Let’s put these differences into a little context.
The concept of fault and no-fault divorce is rooted in the United States’ public policy on marriage. For more than a century, states required a person to allege a specific cause before the court would grant them a divorce.
Because in the 19th and early-20th centuries, most people considered divorce a sin. The government prioritized the sacredness of the marital union above an individual’s happiness. People also believed that married people made better citizens and that the discord of divorce was damaging to children.
In the dramatic social change of the 1970s, states began passing no-fault laws. These new laws allowed couples to end their marriages without casting blame on either spouse. Some states, like California, abolished their fault grounds entirely.
Others, like Georgia, developed a hybrid model. Georgia kept its original grounds for divorce and adopted a 13th — that the marriage is “irretrievably broken.” From a legal perspective, no one is in the wrong. One party must simply show that they no longer want to live with their spouse and that there is no possibility of reconciliation.
These legal changes showed a balancing of priorities. Individuals now had equal power to dissolve a marriage as they had to enter into one.
So what does this mean for you today?
The Benefits of a No-Fault Divorce
If you live in Georgia, it means that no one has the right to stand in your way of a divorce. While you have the option to allege that your spouse mistreated you, it’s not required. In fact, you may not have to go in front of a judge at all.
Many couples choose no-fault divorce even in cases where fault exists. For instance, a spouse may have committed adultery, and the couple may decide to pursue a no-fault divorce. They do so for many reasons:
- Fault divorces are typically more contentious and more costly.
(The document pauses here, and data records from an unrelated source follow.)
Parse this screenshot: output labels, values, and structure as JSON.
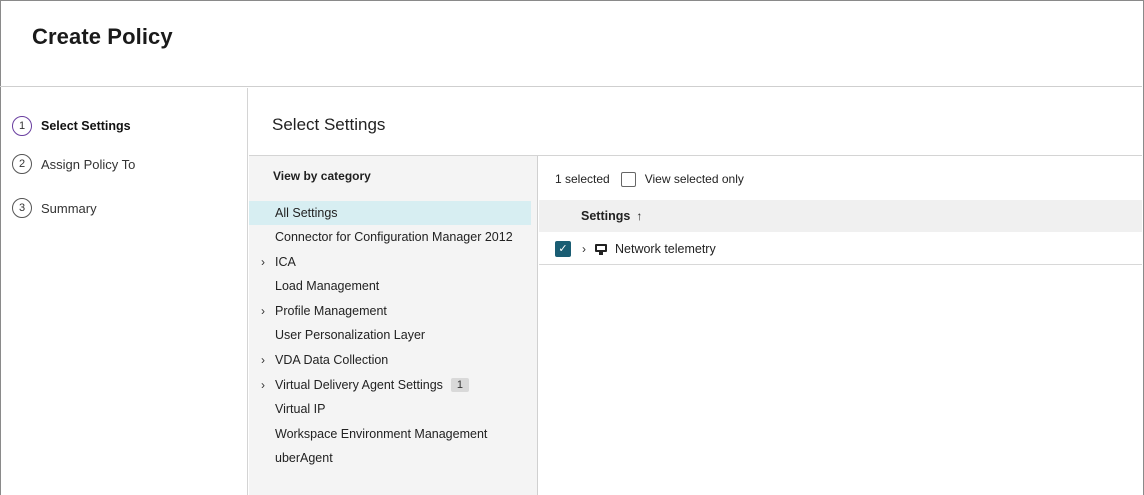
{
  "header": {
    "title": "Create Policy"
  },
  "steps": [
    {
      "number": "1",
      "label": "Select Settings",
      "active": true
    },
    {
      "number": "2",
      "label": "Assign Policy To",
      "active": false
    },
    {
      "number": "3",
      "label": "Summary",
      "active": false
    }
  ],
  "main": {
    "title": "Select Settings"
  },
  "categories": {
    "heading": "View by category",
    "items": [
      {
        "label": "All Settings",
        "expandable": false,
        "selected": true
      },
      {
        "label": "Connector for Configuration Manager 2012",
        "expandable": false
      },
      {
        "label": "ICA",
        "expandable": true
      },
      {
        "label": "Load Management",
        "expandable": false
      },
      {
        "label": "Profile Management",
        "expandable": true
      },
      {
        "label": "User Personalization Layer",
        "expandable": false
      },
      {
        "label": "VDA Data Collection",
        "expandable": true
      },
      {
        "label": "Virtual Delivery Agent Settings",
        "expandable": true,
        "badge": "1"
      },
      {
        "label": "Virtual IP",
        "expandable": false
      },
      {
        "label": "Workspace Environment Management",
        "expandable": false
      },
      {
        "label": "uberAgent",
        "expandable": false
      }
    ]
  },
  "settings": {
    "selected_count": "1 selected",
    "view_selected_only": "View selected only",
    "column_header": "Settings",
    "sort_icon": "arrow-up-icon",
    "rows": [
      {
        "label": "Network telemetry",
        "checked": true,
        "icon": "monitor-icon"
      }
    ]
  },
  "colors": {
    "accent_step": "#6a3fa0",
    "checkbox_checked": "#1a5d73",
    "selected_category": "#d7eef2"
  }
}
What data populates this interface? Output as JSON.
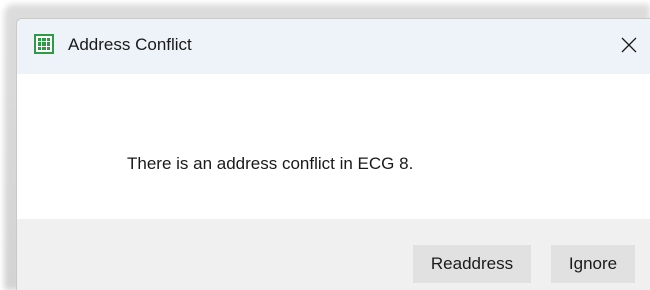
{
  "dialog": {
    "title": "Address Conflict",
    "app_icon": "green-grid-app-icon",
    "close_icon": "close-icon",
    "message": "There is an address conflict in ECG 8."
  },
  "buttons": {
    "readdress_label": "Readdress",
    "ignore_label": "Ignore"
  },
  "colors": {
    "titlebar_bg": "#edf3f9",
    "footer_bg": "#f0f0f0",
    "button_bg": "#e1e1e1",
    "icon_green": "#2f9a45"
  }
}
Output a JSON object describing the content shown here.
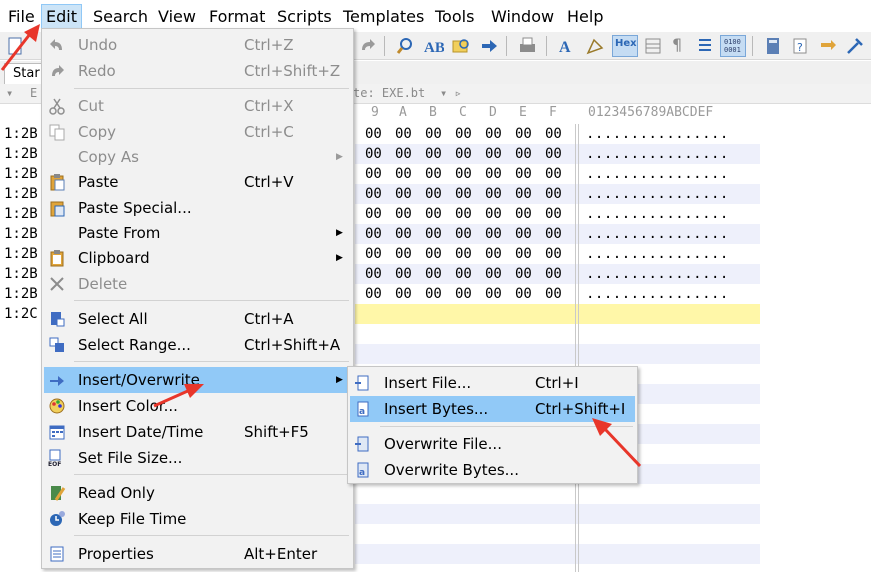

Accusing your spouse of one of these grounds — even if it’s true — is a bad tone to start off your divorce.
- Divorce proceedings are part of the public record. Anyone, (including your kids) can look up your divorce and see the grounds.
- Fault divorces are more likely to go to trial. In Georgia, courtrooms are open to the public, so the more you’re in the courtroom, the less privacy you have.
- Fault divorces usually take longer than no-fault divorces. Parties must spend time determining fault, not just moving forward with settlement issues.
No-Fault, Uncontested Divorce
One other big benefit of a no-fault divorce is that it can proceed uncontested. In an uncontested divorce, the parties decide the settlement terms without involving a judge.
Uncontested, no-fault divorces in Georgia can happen entirely through paper filings. Neither party has to go to court, and neither must admit fault.
Obviously, you’ll have lots of feelings during a divorce, and you may want your spouse to take the blame. Totally understandable. It’s good to note that couples that choose a no-fault, uncontested divorce don’t do it because they have no conflict. They do it because they want to keep that conflict out of their legal proceedings. They may want to shelter their children from it. And they likely want to save time and money so they can move forward.
A no-fault divorce doesn’t dictate what you and your spouse talk about, apologize for, or argue about in your home or therapist’s office. It only covers what fault is established by law.
You can read more about uncontested divorces here.
If you are hoping for a less contentious divorce that keeps you out of the courtroom, contact Porchlight at 678-435-9069. We specialize in helping couples dissolve their marriages with as little drama as possible.